To develop more self-acceptance and compassion try Kripalu yoga
Kripalu yoga is a comprehensive and compassionate approach to self-study that uses asana, pranayama, deep relaxation, and meditation as its primary tools for promoting physical health, calming the mind, opening the heart and developing deeper levels of self-awareness. The method is inquiry based. Prompted by questions such as, “What are you feeling right now?” and “What is your body asking for?” students are encouraged to move and modify the postures, discovering what works best for them. Above all else, Kripalu emphasizes practicing with compassionate self-awareness and acceptance.
To explore spirituality try Jivamukti yoga
Jivamukti yoga is a physically dynamic, intellectually stimulating and spiritually inspiring method that incorporates chanting, meditation, deep relaxation and pranayama into a vigorous vinyasa practice with a heavy injection of philosophy, poetry, music and affirmations. The system emphasizes the living spiritual tradition of yoga, bringing ancient teachings alive in a contemporary setting and applying the wisdom to daily life. Aside from asana classes, the Jivamukti Yoga Center in NYC offers courses in Sanskrit and scriptural study, as well as kirtans and nonprofit events.
Meagan McCrary is an experienced yoga teacher (E-RYT 500) and writer with a passion for helping people find more comfort, clarity, compassion and joy on the mat and in their lives. She is the author of Pick Your Yoga Practice: Exploring and Understanding Different Styles of Yoga a comprehensive encyclopedia of prominent yoga styles, including each system’s teaching methodology, elements of practice, philosophical and spiritual underpinnings, class structure, physical exertion and personal attention. Currently living in Los Angeles, Meagan teaches at the various Equinox Sports Clubs, works privately with clients and leads retreats internationally.
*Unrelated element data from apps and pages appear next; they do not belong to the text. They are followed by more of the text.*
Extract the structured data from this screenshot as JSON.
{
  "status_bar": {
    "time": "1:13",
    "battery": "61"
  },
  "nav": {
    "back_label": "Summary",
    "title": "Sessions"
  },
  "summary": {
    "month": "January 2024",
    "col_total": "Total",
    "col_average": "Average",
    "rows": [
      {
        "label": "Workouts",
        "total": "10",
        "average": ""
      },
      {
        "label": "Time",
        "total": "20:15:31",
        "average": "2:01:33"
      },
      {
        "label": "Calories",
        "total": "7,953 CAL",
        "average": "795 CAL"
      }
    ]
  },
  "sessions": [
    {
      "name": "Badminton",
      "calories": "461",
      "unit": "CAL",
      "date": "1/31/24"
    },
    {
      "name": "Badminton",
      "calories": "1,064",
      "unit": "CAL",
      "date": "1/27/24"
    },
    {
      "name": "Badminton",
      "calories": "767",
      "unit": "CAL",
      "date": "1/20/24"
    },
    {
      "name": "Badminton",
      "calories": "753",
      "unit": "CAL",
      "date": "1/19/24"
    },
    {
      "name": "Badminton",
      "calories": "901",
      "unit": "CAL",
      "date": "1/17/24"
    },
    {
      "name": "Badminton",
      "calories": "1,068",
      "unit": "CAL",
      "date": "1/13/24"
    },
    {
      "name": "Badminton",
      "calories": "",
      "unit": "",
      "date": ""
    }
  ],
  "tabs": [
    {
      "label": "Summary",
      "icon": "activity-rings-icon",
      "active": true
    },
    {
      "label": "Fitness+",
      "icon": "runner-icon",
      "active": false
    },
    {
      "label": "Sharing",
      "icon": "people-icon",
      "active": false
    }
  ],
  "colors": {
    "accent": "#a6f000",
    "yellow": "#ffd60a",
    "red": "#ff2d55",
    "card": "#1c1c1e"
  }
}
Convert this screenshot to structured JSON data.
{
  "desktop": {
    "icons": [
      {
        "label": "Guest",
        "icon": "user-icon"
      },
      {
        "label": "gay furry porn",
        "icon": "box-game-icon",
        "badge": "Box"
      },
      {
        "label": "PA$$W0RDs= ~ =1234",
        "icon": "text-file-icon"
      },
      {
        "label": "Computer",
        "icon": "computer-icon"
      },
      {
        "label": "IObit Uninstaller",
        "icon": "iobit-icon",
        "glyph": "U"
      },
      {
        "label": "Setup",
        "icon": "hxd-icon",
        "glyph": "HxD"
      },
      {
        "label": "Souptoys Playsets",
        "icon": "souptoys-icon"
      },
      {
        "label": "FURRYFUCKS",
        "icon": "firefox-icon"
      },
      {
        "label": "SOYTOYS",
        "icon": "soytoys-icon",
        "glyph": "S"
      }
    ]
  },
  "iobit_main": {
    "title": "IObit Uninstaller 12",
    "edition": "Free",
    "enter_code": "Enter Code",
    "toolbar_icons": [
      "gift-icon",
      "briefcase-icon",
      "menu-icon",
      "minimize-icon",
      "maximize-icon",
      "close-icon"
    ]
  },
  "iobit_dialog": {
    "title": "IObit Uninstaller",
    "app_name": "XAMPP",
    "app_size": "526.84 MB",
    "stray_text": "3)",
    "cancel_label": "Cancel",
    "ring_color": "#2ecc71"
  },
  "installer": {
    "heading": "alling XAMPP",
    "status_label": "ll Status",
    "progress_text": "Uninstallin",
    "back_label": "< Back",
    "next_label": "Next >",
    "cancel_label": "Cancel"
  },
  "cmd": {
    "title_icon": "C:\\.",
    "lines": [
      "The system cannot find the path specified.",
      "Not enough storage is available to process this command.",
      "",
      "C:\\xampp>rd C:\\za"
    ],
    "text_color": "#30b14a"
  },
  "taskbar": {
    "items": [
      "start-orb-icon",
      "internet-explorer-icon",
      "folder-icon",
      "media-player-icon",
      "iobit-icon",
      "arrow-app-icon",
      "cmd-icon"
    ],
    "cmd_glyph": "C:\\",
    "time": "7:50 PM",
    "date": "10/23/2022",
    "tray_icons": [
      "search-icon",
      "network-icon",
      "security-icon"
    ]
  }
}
You can find her blog, teaching schedule and latest offerings at www.MeaganMcCrary.com